Cambodia's economic outlook remains robust in the near-term despite the country set to face bigger external risks and potentially lose trade privileges to its main markets, an International Monetary Fund (IMF) team has told the finance minister.
An IMF team visited Phnom Penh earlier this month and met with Minister of Economy and Finance Aun Pornmoniroth to conduct interim discussions on recent developments and the outlook for the Kingdom’s economy.
It projected that Cambodia’s economic growth will remain between 6.5 and seven per cent in the near and medium term, thanks to better fiscal performance, the ministry said.
However, the IMF team warned that Cambodia is now subject to higher risks than before that could affect economic growth – including the potential loss of the EU’s Everything But Arms (EBA) scheme, a spillover effect of the China-US trade war and the UK’s decision to leave the EU.
“[The IMF team] also expressed their concerns with the increase in capital expenses . . . and the continued increase of credit to the construction and real estate sectors, which could lead to systematic risk to the financial sector, the ministry said.

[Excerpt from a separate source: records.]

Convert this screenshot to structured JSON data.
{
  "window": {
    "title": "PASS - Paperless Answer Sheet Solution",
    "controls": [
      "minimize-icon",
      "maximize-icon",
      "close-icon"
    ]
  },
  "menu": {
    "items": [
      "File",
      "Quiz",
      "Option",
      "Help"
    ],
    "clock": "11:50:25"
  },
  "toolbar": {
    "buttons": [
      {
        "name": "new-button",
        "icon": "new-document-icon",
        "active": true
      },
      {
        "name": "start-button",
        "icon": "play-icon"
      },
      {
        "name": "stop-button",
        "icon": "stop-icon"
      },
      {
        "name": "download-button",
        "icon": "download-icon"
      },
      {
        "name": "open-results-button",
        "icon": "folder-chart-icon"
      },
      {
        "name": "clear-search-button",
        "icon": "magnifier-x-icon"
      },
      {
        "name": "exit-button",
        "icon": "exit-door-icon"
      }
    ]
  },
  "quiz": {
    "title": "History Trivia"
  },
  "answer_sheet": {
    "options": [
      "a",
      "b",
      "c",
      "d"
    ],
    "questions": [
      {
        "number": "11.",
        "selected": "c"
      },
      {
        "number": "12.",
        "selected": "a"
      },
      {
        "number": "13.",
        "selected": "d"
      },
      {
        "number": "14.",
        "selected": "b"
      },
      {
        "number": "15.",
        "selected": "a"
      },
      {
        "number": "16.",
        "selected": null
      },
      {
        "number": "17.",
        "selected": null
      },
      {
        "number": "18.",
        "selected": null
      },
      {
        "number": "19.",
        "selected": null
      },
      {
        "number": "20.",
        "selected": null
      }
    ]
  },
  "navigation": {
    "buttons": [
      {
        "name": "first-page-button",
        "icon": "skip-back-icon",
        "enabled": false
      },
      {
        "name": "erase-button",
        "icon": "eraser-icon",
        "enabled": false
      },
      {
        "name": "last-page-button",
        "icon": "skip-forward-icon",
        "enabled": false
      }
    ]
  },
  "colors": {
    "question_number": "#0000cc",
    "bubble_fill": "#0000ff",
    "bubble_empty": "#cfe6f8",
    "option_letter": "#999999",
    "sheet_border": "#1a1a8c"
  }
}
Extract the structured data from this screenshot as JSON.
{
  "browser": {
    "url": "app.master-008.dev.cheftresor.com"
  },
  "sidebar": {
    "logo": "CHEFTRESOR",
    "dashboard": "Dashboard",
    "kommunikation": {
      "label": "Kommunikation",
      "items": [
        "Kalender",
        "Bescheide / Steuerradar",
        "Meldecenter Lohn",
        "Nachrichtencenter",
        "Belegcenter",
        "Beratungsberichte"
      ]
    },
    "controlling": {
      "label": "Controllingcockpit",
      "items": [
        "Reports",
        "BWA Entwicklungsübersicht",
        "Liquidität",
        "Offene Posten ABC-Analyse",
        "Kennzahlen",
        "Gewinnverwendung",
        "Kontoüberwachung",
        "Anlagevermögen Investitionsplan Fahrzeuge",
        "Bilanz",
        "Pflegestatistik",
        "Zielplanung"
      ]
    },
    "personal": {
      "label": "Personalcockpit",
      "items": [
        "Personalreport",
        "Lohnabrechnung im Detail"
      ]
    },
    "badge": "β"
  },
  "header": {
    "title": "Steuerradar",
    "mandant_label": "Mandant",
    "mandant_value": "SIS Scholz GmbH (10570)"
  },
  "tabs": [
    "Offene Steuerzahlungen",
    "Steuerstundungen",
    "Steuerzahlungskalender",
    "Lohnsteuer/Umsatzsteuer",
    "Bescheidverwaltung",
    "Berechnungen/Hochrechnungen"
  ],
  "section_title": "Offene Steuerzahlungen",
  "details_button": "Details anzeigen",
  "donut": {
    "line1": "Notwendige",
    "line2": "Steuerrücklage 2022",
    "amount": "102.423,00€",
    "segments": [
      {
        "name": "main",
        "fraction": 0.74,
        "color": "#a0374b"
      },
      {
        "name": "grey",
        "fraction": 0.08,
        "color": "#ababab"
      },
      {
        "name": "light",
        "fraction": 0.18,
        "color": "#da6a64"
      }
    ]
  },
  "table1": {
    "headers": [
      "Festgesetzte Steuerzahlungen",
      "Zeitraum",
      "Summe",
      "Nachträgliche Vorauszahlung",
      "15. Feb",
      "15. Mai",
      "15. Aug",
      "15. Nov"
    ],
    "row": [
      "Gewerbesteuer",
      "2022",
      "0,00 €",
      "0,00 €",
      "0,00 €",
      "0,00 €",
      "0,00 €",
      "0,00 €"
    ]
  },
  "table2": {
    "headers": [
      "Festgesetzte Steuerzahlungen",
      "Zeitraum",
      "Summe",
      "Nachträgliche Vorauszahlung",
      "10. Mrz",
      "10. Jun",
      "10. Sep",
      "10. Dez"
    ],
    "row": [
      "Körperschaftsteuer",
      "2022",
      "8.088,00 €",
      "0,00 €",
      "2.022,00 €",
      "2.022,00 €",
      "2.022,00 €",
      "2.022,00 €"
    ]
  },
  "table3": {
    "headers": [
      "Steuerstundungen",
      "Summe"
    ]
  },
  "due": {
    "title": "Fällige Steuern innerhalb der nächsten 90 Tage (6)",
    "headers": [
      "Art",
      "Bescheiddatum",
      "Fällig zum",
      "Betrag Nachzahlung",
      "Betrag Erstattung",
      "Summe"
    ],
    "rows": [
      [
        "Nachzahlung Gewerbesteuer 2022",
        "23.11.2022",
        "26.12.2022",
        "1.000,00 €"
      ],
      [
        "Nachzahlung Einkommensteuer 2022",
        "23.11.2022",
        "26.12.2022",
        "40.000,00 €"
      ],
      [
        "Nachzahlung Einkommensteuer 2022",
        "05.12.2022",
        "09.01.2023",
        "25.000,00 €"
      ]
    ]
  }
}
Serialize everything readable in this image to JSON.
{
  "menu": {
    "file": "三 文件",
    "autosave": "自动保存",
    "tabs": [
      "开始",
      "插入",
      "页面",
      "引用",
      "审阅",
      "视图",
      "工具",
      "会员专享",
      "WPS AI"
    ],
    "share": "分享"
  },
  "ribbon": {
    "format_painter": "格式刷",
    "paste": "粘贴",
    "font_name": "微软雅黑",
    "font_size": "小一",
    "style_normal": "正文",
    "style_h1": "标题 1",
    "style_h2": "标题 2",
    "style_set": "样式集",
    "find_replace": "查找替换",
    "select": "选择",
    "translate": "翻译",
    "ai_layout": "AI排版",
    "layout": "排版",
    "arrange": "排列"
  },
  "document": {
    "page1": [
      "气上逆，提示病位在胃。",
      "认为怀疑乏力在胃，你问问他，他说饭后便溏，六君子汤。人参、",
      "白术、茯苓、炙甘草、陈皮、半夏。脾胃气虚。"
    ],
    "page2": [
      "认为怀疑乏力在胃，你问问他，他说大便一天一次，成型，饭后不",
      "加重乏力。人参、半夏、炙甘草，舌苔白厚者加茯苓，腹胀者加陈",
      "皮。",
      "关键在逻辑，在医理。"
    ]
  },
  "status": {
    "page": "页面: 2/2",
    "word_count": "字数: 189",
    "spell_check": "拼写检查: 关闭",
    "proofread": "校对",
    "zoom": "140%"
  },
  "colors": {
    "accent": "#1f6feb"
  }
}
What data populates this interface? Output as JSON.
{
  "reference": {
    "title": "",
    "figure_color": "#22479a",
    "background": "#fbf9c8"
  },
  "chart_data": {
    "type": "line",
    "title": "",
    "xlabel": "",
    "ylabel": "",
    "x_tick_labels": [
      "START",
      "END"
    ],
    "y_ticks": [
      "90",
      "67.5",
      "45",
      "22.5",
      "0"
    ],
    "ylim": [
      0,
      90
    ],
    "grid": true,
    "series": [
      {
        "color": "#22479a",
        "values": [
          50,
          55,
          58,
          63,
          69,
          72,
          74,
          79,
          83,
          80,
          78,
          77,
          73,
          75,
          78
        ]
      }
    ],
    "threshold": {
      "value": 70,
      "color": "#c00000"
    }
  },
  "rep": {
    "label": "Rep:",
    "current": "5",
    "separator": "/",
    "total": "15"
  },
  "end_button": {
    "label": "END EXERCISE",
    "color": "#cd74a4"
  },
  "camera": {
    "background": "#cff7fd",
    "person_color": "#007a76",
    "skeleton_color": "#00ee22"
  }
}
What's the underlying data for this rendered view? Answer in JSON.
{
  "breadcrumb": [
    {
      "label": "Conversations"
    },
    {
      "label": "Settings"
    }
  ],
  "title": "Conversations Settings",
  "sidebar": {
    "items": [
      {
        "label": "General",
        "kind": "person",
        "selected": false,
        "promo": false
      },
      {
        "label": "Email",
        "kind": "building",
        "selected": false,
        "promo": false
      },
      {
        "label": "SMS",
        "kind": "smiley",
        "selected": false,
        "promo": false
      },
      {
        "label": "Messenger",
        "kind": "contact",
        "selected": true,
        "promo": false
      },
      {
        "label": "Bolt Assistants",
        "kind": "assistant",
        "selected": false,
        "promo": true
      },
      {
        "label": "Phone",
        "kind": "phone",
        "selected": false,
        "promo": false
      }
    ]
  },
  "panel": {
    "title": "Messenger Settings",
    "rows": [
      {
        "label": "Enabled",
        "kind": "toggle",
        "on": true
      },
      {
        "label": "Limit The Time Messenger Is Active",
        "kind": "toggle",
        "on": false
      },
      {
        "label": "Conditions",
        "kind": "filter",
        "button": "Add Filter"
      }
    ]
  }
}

It added that the team also favourably assessed the government’s efforts to remedy such issues by imposing measures, such as lowering electricity prices, adjusting the minimum wage and reducing the number of public holidays.
Realising the possibility of losing access to the EBA scheme, Pornmoniroth said the government has taken the issue into account for economic projection and has launched a series of reforms to prevent risk and to maintain economic growth at at least 6.5 per cent.
Prime Minister Hun Sen late last month announced large-scale economic reforms, outlining a 17-point strategy to stimulate economic growth that he said could save the private sector up to $400 million per year.
The strategy included a number of key money-saving initiatives for private businesses – including reducing costs associated with shipping, port service fees and electricity, as well as railway operation management reforms.
He said the reforms will allow Cambodia’s exports to remain competitive – even if the EU removes the Kingdom’s access to the EBA scheme.
The Asian Development Bank (ADB) early this month projected that the Kingdom’s economy will grow seven per cent this year, a slight decline from last year’s 7.3 per cent due to external factors.
With a slowdown forecast in advanced economies such as those in Europe, the US, Japan and China – major destinations for Cambodian exports – growth will likely slow for the Kingdom’s exports and its tourism sector, ADB’s Asian Development Outlook 2019 report states.